▶ [Exercise goal] Look for the word "label" in the records, and copy each line where it appears.

_ _ _

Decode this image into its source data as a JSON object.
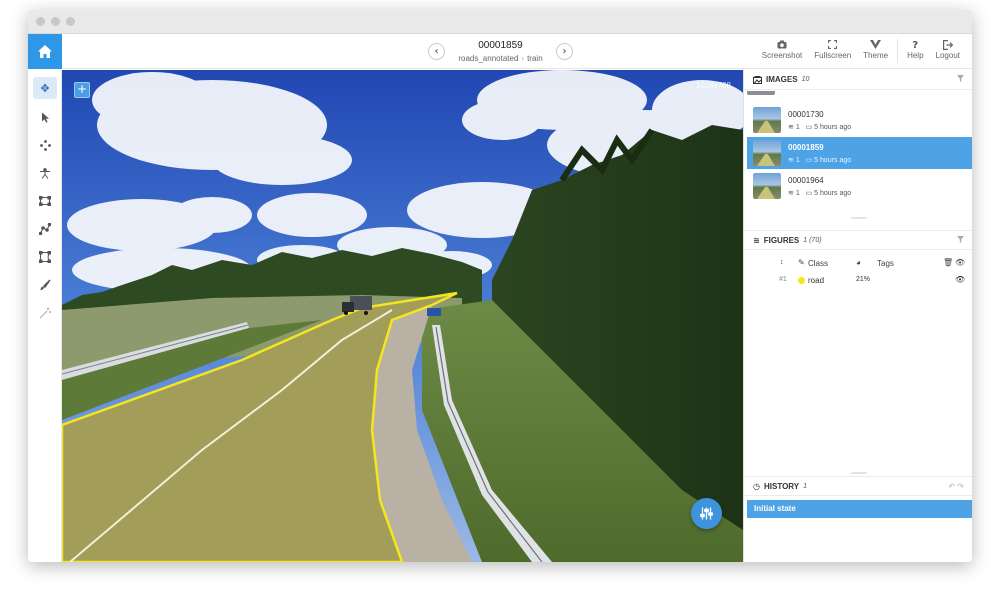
{
  "header": {
    "image_title": "00001859",
    "breadcrumb": {
      "project": "roads_annotated",
      "dataset": "train"
    },
    "prev_icon": "chevron-left-icon",
    "next_icon": "chevron-right-icon",
    "tools": [
      {
        "label": "Screenshot",
        "icon": "camera-icon"
      },
      {
        "label": "Fullscreen",
        "icon": "fullscreen-icon"
      },
      {
        "label": "Theme",
        "icon": "theme-icon"
      },
      {
        "label": "Help",
        "icon": "help-icon"
      },
      {
        "label": "Logout",
        "icon": "logout-icon"
      }
    ],
    "home_icon": "home-icon",
    "accent_color": "#2f97e7"
  },
  "left_toolbar": {
    "tools": [
      "move-icon",
      "pointer-icon",
      "points-icon",
      "skeleton-icon",
      "rectangle-icon",
      "polyline-icon",
      "polygon-icon",
      "brush-icon",
      "smart-tool-icon"
    ],
    "active_index": 0
  },
  "canvas": {
    "image_resolution": "1024x768",
    "plus_icon": "plus-icon",
    "annotation_color": "#f4e51f",
    "fab_icon": "sliders-icon"
  },
  "images_panel": {
    "title": "IMAGES",
    "count": "10",
    "items": [
      {
        "name": "00001730",
        "figures": "1",
        "time": "5 hours ago",
        "selected": false
      },
      {
        "name": "00001859",
        "figures": "1",
        "time": "5 hours ago",
        "selected": true
      },
      {
        "name": "00001964",
        "figures": "1",
        "time": "5 hours ago",
        "selected": false
      }
    ]
  },
  "figures_panel": {
    "title": "FIGURES",
    "count": "1 (70)",
    "columns": {
      "class": "Class",
      "tags": "Tags"
    },
    "rows": [
      {
        "index": "#1",
        "class": "road",
        "area": "21%",
        "color": "#f4e51f"
      }
    ]
  },
  "history_panel": {
    "title": "HISTORY",
    "count": "1",
    "items": [
      "Initial state"
    ]
  }
}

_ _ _

▶ [Answer below]
        "label": "Screenshot",
        "label": "Fullscreen",
        "label": "Theme",
        "label": "Help",
        "label": "Logout",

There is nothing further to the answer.